“The producer had told me that if I wasn’t lulled into sleep during this second half of the show before they brought proceedings to an end at 1am, Duckie would have failed in its task. I stayed awake.
At about 2am, I drifted off but that was when a dire night became downright humiliating. The woman lying in the bed next to me woke me up and told me I was snoring. I apologised, went back to sleep and she woke me up and told me I was snoring again. I said the company had provided earplugs and perhaps they would help. She said she was wearing the earplugs and was still being kept awake by my snores. I felt guilty and exhausted and drifted off and she woke me a third time. I tried to stay awake but eventually fell back into swinish slumber.”
Finally, when the morning arrived, he woke up again, and was able to report on the rest of the event:
“At 7.30 am the lights came on and some cute little baby chickens were chirping in the middle of the room. Sweet and fluffy though they were, they failed to cheer me up.
I went out onto the street in my dressing gown and had a fag. The City workers passing the stage door looked at me with deep suspicion. I then gobbled down a croissant and a cup of coffee, dressed and got the hell out of the place. I’ve spent worse nights – but not many. I’m sorry about the snores, though.”

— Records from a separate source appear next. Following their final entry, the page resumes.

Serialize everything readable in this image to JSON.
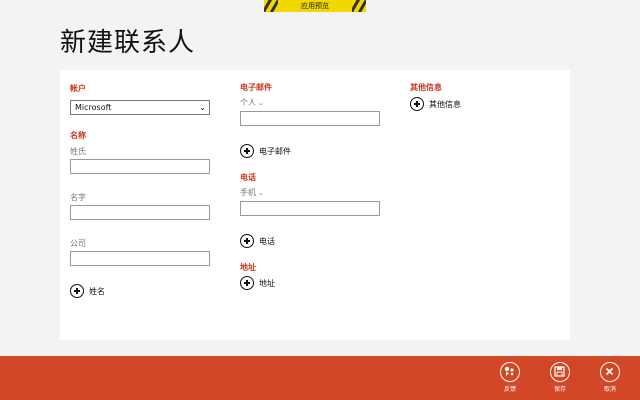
{
  "preview_banner": {
    "label": "应用预览"
  },
  "page": {
    "title": "新建联系人"
  },
  "account": {
    "section_label": "帐户",
    "selected": "Microsoft"
  },
  "name": {
    "section_label": "名称",
    "last_name_label": "姓氏",
    "last_name_value": "",
    "first_name_label": "名字",
    "first_name_value": "",
    "company_label": "公司",
    "company_value": "",
    "add_label": "姓名"
  },
  "email": {
    "section_label": "电子邮件",
    "type_label": "个人",
    "value": "",
    "add_label": "电子邮件"
  },
  "phone": {
    "section_label": "电话",
    "type_label": "手机",
    "value": "",
    "add_label": "电话"
  },
  "address": {
    "section_label": "地址",
    "add_label": "地址"
  },
  "other_info": {
    "section_label": "其他信息",
    "add_label": "其他信息"
  },
  "appbar": {
    "background": "#d24726",
    "feedback_label": "反馈",
    "save_label": "保存",
    "cancel_label": "取消",
    "feedback_icon": "feedback-icon",
    "save_icon": "save-icon",
    "cancel_icon": "close-icon"
  }
}
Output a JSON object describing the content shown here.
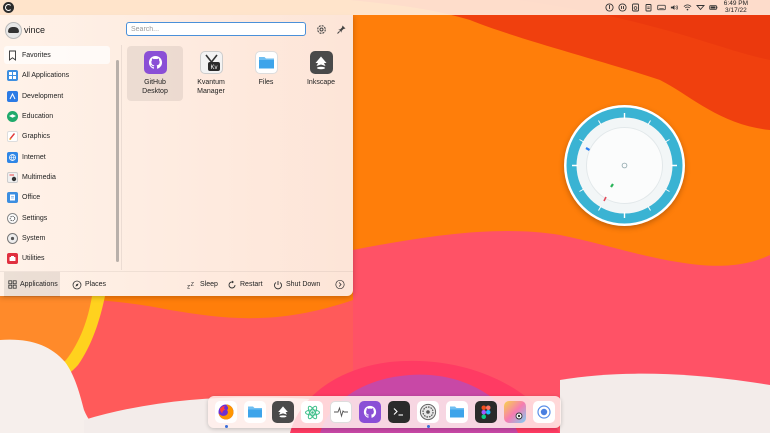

But if sleeping is difficult when you’re actually being invited to do so, it’s even worse for a critic when they’re not supposed to be asleep. Back in 2011, Tim Walker — then the Telegraph’s Mandrake columnist — reported how one critic was taken to task by actor James McAvoy for sleeping through a production at the Old Vic of Terence Rattigan’s Cause Célèbre, starring McAvoy’s then-wife Anne-Marie Duff [pictured below], admonishing the critic concerned that “he could not see how he could possibly review a production that he would have been able to have glimpsed, at best, only fleetingly.”
Mandrake quotes another theatregoer reporting:
“There was a right rumpus. McAvoy was absolutely furious. I had noticed earlier that the gentleman sitting beside the snorer had been repeatedly elbowing him, but, sadly, to no avail. The noise was deafening. He was clearly in a very deep sleep indeed, and, to be fair to the play, he had nodded off before it had even begun.”
In a column for The Guardian at the time about this event, Laura Barnett argued:
“I can imagine that, for actors, looking down on a sea of sleeping faces could be more than a little disconcerting – but I’d argue that the very act of falling asleep could be a useful critical barometer. Theatre should entertain, and ideally keep audiences on the edge of their seats….
There are, anyway, much worse things you could do to show your lack of appreciation. You could throw rotten vegetables at the stage (luckily for actors this tradition is almost nonexistent these days; in Shakespeare’s time it was de rigueur)….
Or, of course, you could just get up and leave. Doing this in the middle of a performance is the height of rudeness – other members of the audience might be enjoying it, after all, and however much you hate the show its yawn-inducing dullness may well not be the actors’ fault. The alternative is to leave during the interval – something I have, I admit, done twice. On both occasions I felt bad about it, but the shows were really so awful that I decided my time was better spent elsewhere.
But as I wrote in a column last year,
“Most nights at the theatre I find people asleep, including by critics on press nights. These aren’t always the old-timers you’d expect: one of the people I’ve seen slumbering more than once was one of the younger critics (young being, of course, a relative concept here), and when the Daily Mail’s Ephraim Hardcastle ran an item naming him, he proudly even tweeted a link to it. Perhaps shamelessness is the best strategy when you succumb to slumber in the stalls.”
I have, you’ll notice, not named either the critic involved in the Old Vic story or the one above. But in the latter case, he named himself.